16. Therefore, when his eyes were opened, his eyes steadfastly followed after Jesus. The scripture says, "Then, Jesus said, 'Go. Your faith has saved you.' The blind man immediately became able to see and he followed Jesus who was still going forward on the road," (verse fifty-two). His eyes continued to follow after Jesus as he went forward. He would follow Jesus, no matter where, through thick and thin, just like that as he headed to Jerusalem. But, we know that what this man will be seeing is nothing but the suffering passion of Jesus. Having followed Jesus, he must see Jesus crucified upon the cross with his own eyes.
17. "Oh to be able to see, I would have been better off never having become that way! I didn't want to see [this]!" When he had seen this scene in which Jesus was arrested and executed, he must have thought that way at the bottom of his heart. But, if that was the end to it, what he had experienced could not have been the mercy of God, and nor would have the story of his eyes being opened been told to us either.
18. Why has this story been told? When you re-read it and think about it, you notice the fact that the name of this blind beggar was given in the record. It means that when this gospel was written his name was well known in the church. Other names were recorded, like the twelve. He had followed Jesus. And so the son of Timaeus, the name of Bartimaeus, turned out to have been left behind in the records of church history.

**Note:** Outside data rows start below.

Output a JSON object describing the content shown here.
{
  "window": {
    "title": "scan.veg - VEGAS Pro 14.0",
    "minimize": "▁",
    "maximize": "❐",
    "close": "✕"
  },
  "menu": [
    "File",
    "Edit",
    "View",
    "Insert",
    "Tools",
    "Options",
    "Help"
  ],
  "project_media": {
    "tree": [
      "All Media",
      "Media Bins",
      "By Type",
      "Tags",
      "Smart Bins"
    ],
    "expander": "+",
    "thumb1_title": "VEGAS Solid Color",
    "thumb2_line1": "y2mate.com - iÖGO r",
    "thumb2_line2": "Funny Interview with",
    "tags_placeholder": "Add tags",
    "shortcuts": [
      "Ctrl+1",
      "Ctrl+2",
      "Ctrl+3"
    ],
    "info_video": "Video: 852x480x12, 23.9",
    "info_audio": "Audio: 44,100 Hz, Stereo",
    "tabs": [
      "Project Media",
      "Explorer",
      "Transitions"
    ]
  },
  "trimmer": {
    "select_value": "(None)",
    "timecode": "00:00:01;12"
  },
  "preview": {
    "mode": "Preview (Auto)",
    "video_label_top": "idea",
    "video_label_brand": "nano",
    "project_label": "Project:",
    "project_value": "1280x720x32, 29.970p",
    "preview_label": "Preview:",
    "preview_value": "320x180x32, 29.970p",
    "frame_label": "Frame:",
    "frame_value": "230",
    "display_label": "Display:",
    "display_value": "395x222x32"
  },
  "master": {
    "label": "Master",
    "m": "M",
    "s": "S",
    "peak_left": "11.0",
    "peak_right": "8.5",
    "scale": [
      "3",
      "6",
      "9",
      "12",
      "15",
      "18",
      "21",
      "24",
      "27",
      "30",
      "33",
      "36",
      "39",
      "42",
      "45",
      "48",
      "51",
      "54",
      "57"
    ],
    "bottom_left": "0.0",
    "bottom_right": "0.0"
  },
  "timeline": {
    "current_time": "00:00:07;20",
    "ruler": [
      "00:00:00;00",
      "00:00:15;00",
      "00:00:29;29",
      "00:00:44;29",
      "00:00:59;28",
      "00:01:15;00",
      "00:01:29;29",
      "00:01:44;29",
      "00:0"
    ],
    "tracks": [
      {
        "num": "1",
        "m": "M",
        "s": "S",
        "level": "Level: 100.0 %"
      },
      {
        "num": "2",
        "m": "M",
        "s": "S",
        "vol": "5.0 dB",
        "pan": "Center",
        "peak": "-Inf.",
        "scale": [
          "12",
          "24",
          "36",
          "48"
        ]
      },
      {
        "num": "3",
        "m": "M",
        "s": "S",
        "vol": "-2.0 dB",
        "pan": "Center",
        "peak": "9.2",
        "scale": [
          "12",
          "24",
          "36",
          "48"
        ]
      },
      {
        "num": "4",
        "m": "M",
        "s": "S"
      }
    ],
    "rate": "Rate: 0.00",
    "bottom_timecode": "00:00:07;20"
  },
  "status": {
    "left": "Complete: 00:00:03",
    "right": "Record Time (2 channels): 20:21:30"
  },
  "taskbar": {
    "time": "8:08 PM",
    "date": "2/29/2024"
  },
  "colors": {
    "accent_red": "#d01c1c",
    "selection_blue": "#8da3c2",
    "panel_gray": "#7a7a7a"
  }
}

19. That's right. It did not end with the suffering when his eyes saw Jesus crucified upon the cross. Soon he would find out that the reason my eyes were opened was in order to see for myself the messiah, the Christ truly crucified upon the cross. With his opened eyes he had truly seen God's mercy. He had seen God's mercy as completely manifested in the crucified Christ. He looked at the unfathomable mercy of God, which even handed over his own son to death as a sacrifice for the atonement of sins, in order to forgive our sins. With his opened eyes, he had seen the kingdom of God's mercy certainly arrive in Jesus Christ.
20. As a result, the story of this man wound up being passed on to us along with the prayer of "have mercy on me." And generations of people as well have believed in the Lord just as this man did, they have trusted in all kinds of times, and have prayed for mercy. "O Lord, have mercy on me." Over and over again, they have said these words. "O Lord, have mercy on me." -- "Kurie eleison, Kurie eleison." We, too, should pray in that way. The atonement for sin has been accomplished; because there is no longer anything to separate us from God's mercy which has arrived.